Take, for example, Thomas K. Arnold, a writer for the Seaside Courier and strong supporter of the Caruso lagoon mall project. He accused Measure A opponents of intentionally misleading voters. He's now being praised by them for his May 31 article, Carlsbad, let's remain a village. Maybe there's hope for him to join those who seek replacements of the Council's old guard.
The influence of outside interests on council members can be found in their statements of economic interests and campaign donations. The mayor, a major landowner in the city, stands to gain personally from the downtown's economic development. Two other council members not up for reelection in the fall received substantial support from out of town commercial real estate investors in their last campaigns.
Mayor Matt Hall lists on his 2015 Statement of Economic Interests Form the eight Carlsbad addresses where he owns rental property. The first is the Senor Grubby's building on Carlsbad Village Drive. The other seven are on Tyler Street. Five of them have estimated fair market values above $1 million.
Hall's 2014 mayoral campaign received a $249 donation from Shopoff Real Estate in Irvine, the firm proposing a mixed-use development with commercial space, restaurants, and 191 apartment and luxury townhomes in south Carlsbad, east of Ponto Beach. He got another $1,000 from Meissner Jacquet, a San Diego firm that manages the Carlsbad Research Center Association.
Council member Michael Schumacher received $1,000 from Meissner Jacquet, $2,650 from Shopoff Real Estate, $1,500 from Sharad Khwandala, President of Alps Group of Hotels, a San Diego based development/management company that brought the Holiday Inn Carlsbad and the nearby Staybridge Suites to Palomar Airport Road.
Council member Mark Packard got $1,500 from Sharad Khwandala, as well as another $1,000 from Meissner Jacquet.
I'm predicting the three will vote as one through 2017.
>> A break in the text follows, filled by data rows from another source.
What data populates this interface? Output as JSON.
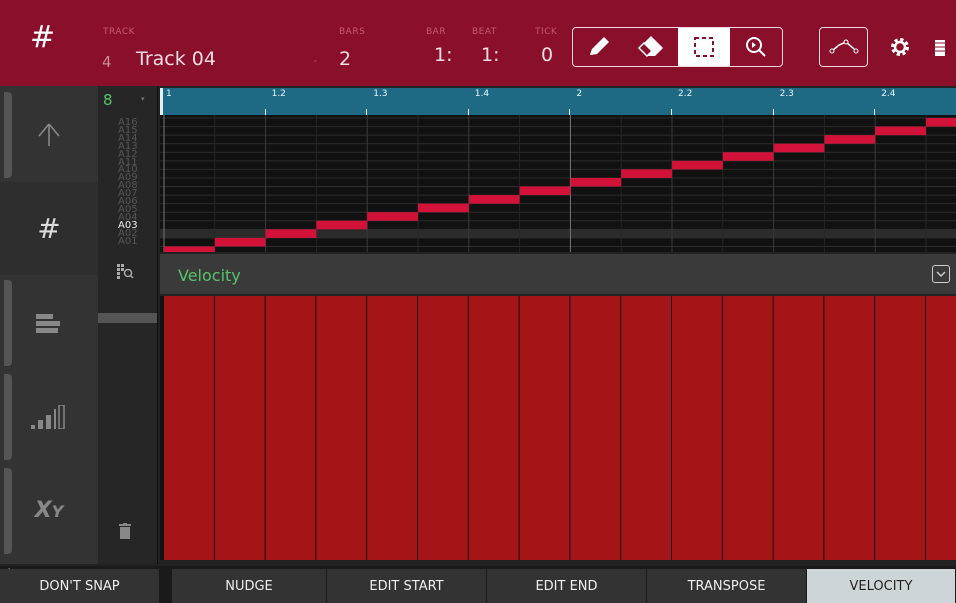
{
  "colors": {
    "header_bg": "#8a0f2a",
    "accent_red": "#c4122b",
    "note_red": "#d3123a",
    "velocity_red": "#a51417",
    "ruler_blue": "#1e6a85",
    "label_green": "#55c56a"
  },
  "header": {
    "menu_icon": "grid-icon",
    "track_label": "TRACK",
    "track_number": "4",
    "track_name": "Track 04",
    "bars_label": "BARS",
    "bars_value": "2",
    "bar_label": "BAR",
    "bar_value": "1:",
    "beat_label": "BEAT",
    "beat_value": "1:",
    "tick_label": "TICK",
    "tick_value": "0",
    "tools": [
      {
        "name": "pencil-icon",
        "active": false
      },
      {
        "name": "eraser-icon",
        "active": false
      },
      {
        "name": "select-icon",
        "active": true
      },
      {
        "name": "zoom-icon",
        "active": false
      }
    ],
    "automation_icon": "automation-icon",
    "settings_icon": "gear-icon",
    "battery_icon": "battery-icon"
  },
  "leftnav": {
    "items": [
      {
        "name": "up-arrow-icon",
        "active": false
      },
      {
        "name": "grid-icon",
        "active": true
      },
      {
        "name": "bars-icon",
        "active": false
      },
      {
        "name": "level-icon",
        "active": false
      },
      {
        "name": "xy-icon",
        "active": false
      }
    ]
  },
  "notecol": {
    "grid_value": "8",
    "notes": [
      "A16",
      "A15",
      "A14",
      "A13",
      "A12",
      "A11",
      "A10",
      "A09",
      "A08",
      "A07",
      "A06",
      "A05",
      "A04",
      "A03",
      "A02",
      "A01"
    ],
    "highlighted_note": "A03"
  },
  "timeline": {
    "labels": [
      "1",
      "1.2",
      "1.3",
      "1.4",
      "2",
      "2.2",
      "2.3",
      "2.4"
    ]
  },
  "sequence": {
    "steps": 16,
    "notes_per_step": [
      1,
      2,
      3,
      4,
      5,
      6,
      7,
      8,
      9,
      10,
      11,
      12,
      13,
      14,
      15,
      16
    ],
    "velocities": [
      127,
      127,
      127,
      127,
      127,
      127,
      127,
      127,
      127,
      127,
      127,
      127,
      127,
      127,
      127,
      127
    ]
  },
  "velocity_lane": {
    "title": "Velocity"
  },
  "bottombar": {
    "buttons": [
      {
        "label": "DON'T SNAP",
        "active": false
      },
      {
        "label": "NUDGE",
        "active": false
      },
      {
        "label": "EDIT START",
        "active": false
      },
      {
        "label": "EDIT END",
        "active": false
      },
      {
        "label": "TRANSPOSE",
        "active": false
      },
      {
        "label": "VELOCITY",
        "active": true
      }
    ]
  }
}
There are already five declared challengers for the other two seats in the November 8 election, in addition to the two incumbents. Unfortunately, the three Council members who aren't facing reelection until 2018 were the most outspoken supporters of the lagoon mall. But all five allowed their faces to be featured on the developer's glossy promotional mailers. If the two running for reelection keep their seats, don't expect change in the way the Council does business, at least not until 2018.
Incumbents Keith Blackburn and Lorraine Wood begin their campaigns well-funded by money carried over from their 2012 campaigns. Blackburn has a cash balance of $122,000. Woods has $12,400. The two share the services of an Oceanside resident, Mary Azevedo, as their campaign treasurer.
Their coffers were, no doubt, enhanced by a shared fundraiser on June 2nd at the Sheraton Carlsbad Resort and Spa, hosted by Grand Pacific Resorts, whose executives contributed $4,000 to Mayor Hall's 2014 campaign and another $3,000 to Michael Schumacher's. Those attending the event were expected to donate $250 to each of the two incumbents.
With seven candidates running for the two at-large seats, and those seats going to the top two vote getters, the danger to the city's political revolutionaries is that votes will be split among the five challengers, leaving the incumbents to get votes from their longtime supporters, plus those who recognize their names and don't want to take a chance on newcomers.
The power of the city's political establishment can be seen in the candidacy filing of Melanie Burkholder, the only candidate to list "Republican" to identify her political party for the non-partisan office. All others checked the "non-partisan" box.
More about all the candidates as election day approaches.